(Work required):
Could you restate all of the entries, word for word?

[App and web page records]
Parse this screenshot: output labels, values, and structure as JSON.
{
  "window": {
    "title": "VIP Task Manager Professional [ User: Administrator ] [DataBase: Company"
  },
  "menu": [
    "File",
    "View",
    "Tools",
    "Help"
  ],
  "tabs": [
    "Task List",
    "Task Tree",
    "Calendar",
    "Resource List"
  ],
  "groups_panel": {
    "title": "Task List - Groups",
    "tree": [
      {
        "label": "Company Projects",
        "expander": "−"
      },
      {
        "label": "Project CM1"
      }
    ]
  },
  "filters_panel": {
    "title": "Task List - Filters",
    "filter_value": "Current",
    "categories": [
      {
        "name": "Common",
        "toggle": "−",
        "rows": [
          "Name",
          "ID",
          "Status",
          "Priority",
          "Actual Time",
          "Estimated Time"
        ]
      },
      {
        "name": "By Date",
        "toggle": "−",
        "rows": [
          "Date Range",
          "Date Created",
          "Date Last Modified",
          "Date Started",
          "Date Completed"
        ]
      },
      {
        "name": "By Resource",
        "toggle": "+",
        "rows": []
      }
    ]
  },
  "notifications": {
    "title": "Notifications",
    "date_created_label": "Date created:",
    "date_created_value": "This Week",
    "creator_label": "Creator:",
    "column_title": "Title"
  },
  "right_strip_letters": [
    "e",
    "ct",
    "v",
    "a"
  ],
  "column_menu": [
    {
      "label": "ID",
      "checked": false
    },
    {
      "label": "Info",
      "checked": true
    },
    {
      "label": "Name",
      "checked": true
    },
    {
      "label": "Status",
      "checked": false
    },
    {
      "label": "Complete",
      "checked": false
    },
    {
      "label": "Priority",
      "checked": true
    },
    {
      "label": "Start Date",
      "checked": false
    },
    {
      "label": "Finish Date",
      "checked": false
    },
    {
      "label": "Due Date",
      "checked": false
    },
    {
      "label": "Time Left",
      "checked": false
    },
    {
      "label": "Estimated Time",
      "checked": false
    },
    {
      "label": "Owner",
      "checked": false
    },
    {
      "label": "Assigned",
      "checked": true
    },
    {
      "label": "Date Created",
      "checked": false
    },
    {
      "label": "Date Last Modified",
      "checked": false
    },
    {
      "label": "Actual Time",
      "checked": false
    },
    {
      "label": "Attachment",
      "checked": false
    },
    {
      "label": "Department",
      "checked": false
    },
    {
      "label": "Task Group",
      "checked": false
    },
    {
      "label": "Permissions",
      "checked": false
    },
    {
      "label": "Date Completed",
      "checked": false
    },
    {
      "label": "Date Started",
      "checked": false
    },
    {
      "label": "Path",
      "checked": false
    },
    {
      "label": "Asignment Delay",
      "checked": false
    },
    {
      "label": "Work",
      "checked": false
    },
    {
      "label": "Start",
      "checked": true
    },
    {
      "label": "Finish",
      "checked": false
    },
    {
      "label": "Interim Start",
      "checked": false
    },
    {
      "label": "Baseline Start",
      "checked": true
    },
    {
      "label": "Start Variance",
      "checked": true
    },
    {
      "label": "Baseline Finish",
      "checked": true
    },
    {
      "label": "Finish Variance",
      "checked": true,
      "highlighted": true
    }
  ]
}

(Output for this task):
Parse this screenshot: output labels, values, and structure as JSON.
{
  "window": {
    "title": "VIP Task Manager Professional [ User: Administrator ] [DataBase: Company"
  },
  "menu": [
    "File",
    "View",
    "Tools",
    "Help"
  ],
  "tabs": [
    "Task List",
    "Task Tree",
    "Calendar",
    "Resource List"
  ],
  "groups_panel": {
    "title": "Task List - Groups",
    "tree": [
      {
        "label": "Company Projects",
        "expander": "−"
      },
      {
        "label": "Project CM1"
      }
    ]
  },
  "filters_panel": {
    "title": "Task List - Filters",
    "filter_value": "Current",
    "categories": [
      {
        "name": "Common",
        "toggle": "−",
        "rows": [
          "Name",
          "ID",
          "Status",
          "Priority",
          "Actual Time",
          "Estimated Time"
        ]
      },
      {
        "name": "By Date",
        "toggle": "−",
        "rows": [
          "Date Range",
          "Date Created",
          "Date Last Modified",
          "Date Started",
          "Date Completed"
        ]
      },
      {
        "name": "By Resource",
        "toggle": "+",
        "rows": []
      }
    ]
  },
  "notifications": {
    "title": "Notifications",
    "date_created_label": "Date created:",
    "date_created_value": "This Week",
    "creator_label": "Creator:",
    "column_title": "Title"
  },
  "right_strip_letters": [
    "e",
    "ct",
    "v",
    "a"
  ],
  "column_menu": [
    {
      "label": "ID",
      "checked": false
    },
    {
      "label": "Info",
      "checked": true
    },
    {
      "label": "Name",
      "checked": true
    },
    {
      "label": "Status",
      "checked": false
    },
    {
      "label": "Complete",
      "checked": false
    },
    {
      "label": "Priority",
      "checked": true
    },
    {
      "label": "Start Date",
      "checked": false
    },
    {
      "label": "Finish Date",
      "checked": false
    },
    {
      "label": "Due Date",
      "checked": false
    },
    {
      "label": "Time Left",
      "checked": false
    },
    {
      "label": "Estimated Time",
      "checked": false
    },
    {
      "label": "Owner",
      "checked": false
    },
    {
      "label": "Assigned",
      "checked": true
    },
    {
      "label": "Date Created",
      "checked": false
    },
    {
      "label": "Date Last Modified",
      "checked": false
    },
    {
      "label": "Actual Time",
      "checked": false
    },
    {
      "label": "Attachment",
      "checked": false
    },
    {
      "label": "Department",
      "checked": false
    },
    {
      "label": "Task Group",
      "checked": false
    },
    {
      "label": "Permissions",
      "checked": false
    },
    {
      "label": "Date Completed",
      "checked": false
    },
    {
      "label": "Date Started",
      "checked": false
    },
    {
      "label": "Path",
      "checked": false
    },
    {
      "label": "Asignment Delay",
      "checked": false
    },
    {
      "label": "Work",
      "checked": false
    },
    {
      "label": "Start",
      "checked": true
    },
    {
      "label": "Finish",
      "checked": false
    },
    {
      "label": "Interim Start",
      "checked": false
    },
    {
      "label": "Baseline Start",
      "checked": true
    },
    {
      "label": "Start Variance",
      "checked": true
    },
    {
      "label": "Baseline Finish",
      "checked": true
    },
    {
      "label": "Finish Variance",
      "checked": true,
      "highlighted": true
    }
  ]
}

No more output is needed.